Welcome once again, writers! It’s Monday here on Unusual Things, and that means that once again, we’re delving into the world of writing with Being a Better Writer.
Classic edition today, looking back at prior posts that have tickled the noodles of thousands of writers young and old. Because I, you see, am not currently in my office. I’m somewhere out on the ocean, hopefully in a ship as opposed to a life raft, braving the wilds of Alaska. And since I was running short on time before my departure, I elected to make some of the posts that went up while I was away classic posts.

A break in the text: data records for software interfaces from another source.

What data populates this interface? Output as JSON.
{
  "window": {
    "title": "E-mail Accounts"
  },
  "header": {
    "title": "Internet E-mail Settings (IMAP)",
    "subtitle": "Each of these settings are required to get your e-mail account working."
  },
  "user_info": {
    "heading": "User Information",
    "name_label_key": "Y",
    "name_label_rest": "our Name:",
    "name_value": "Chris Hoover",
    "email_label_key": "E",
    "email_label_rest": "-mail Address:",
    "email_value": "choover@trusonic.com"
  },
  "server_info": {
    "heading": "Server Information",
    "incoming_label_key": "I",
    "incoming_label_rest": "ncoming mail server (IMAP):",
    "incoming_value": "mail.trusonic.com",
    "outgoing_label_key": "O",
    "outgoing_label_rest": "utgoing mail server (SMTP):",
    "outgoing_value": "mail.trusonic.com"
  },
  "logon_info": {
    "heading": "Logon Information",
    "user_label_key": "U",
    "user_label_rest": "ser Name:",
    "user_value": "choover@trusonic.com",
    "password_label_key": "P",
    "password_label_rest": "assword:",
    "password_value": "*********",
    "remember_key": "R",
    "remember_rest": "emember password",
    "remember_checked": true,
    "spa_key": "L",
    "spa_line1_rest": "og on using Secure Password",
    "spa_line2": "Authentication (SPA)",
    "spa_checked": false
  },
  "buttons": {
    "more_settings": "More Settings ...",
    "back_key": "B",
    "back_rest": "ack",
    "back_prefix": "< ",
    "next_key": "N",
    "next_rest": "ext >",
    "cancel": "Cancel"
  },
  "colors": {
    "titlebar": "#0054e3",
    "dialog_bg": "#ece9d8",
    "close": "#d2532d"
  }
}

One of the reasons I ran short of time, by the way, was because I needed to complete my entry for Dog Save the King, which as of this posting will close in just a few short days. You can check out more info about that here, but there’s still time to send in your entry!
Now, on to today’s topic. Ambiguity is one of those subjects in writing that, sadly but fittingly, remains ambiguous for many. Hence why about five years back, one of our reader requested topics was on the subject of how to write an ambiguous story or plot. And Being a Better Writer delivered. Take a look at the brief excerpt, and then read the rest of the post by following the link! Happy Monday, folks!
Well, the request for this was “Ambiguous characters and plots” IE characters and stories that are “vague” about what’s actually going on. An ambiguous character, for example, is a character where the reader is unsure of their motivations or objectives, or even facts about the character themselves. Likewise, an ambiguous story is one where the reader is unsure about what’s really happening, even as the story is being told, such as a story told by an untrustworthy or unstable narrator being ambiguous because we don’t know for certain if events happened the way that they’ve claimed, or if the narrator is “fictionalizing” their own account.
There can exist a certain bit of charm to these types of stories and characters (which is both why they’re written and why they’ve been asked after as a topic here). A story in which events or even the characters are ambiguous, when written well, can be exciting and teasing at the same time, constantly keeping the reader guessing and striving to put the clues together on their own to separate fact from fiction to discover the real story.
At the same time however, that’s written well. A poorly written ambiguous story or character, by contrast, will confuse and irritate its audience, often to the point that many of them will put the book down and find something else to read.
The trick, then, is being the former and not the latter. But in truth … it’s really hard to be the former. And unfortunately easy to be the latter. Because ambiguity is more than just cutting out certain details so that the audience doesn’t know what’s going on. Sure, you’ll end up with an ambiguous story … but one that’s also a mess of cut content at best, a disaster of confusing elements at the worst. No, crafting an ambiguous story (or an ambiguous character) involves careful cutting and replacing in such a way as to keep things balanced on the edge of a knife.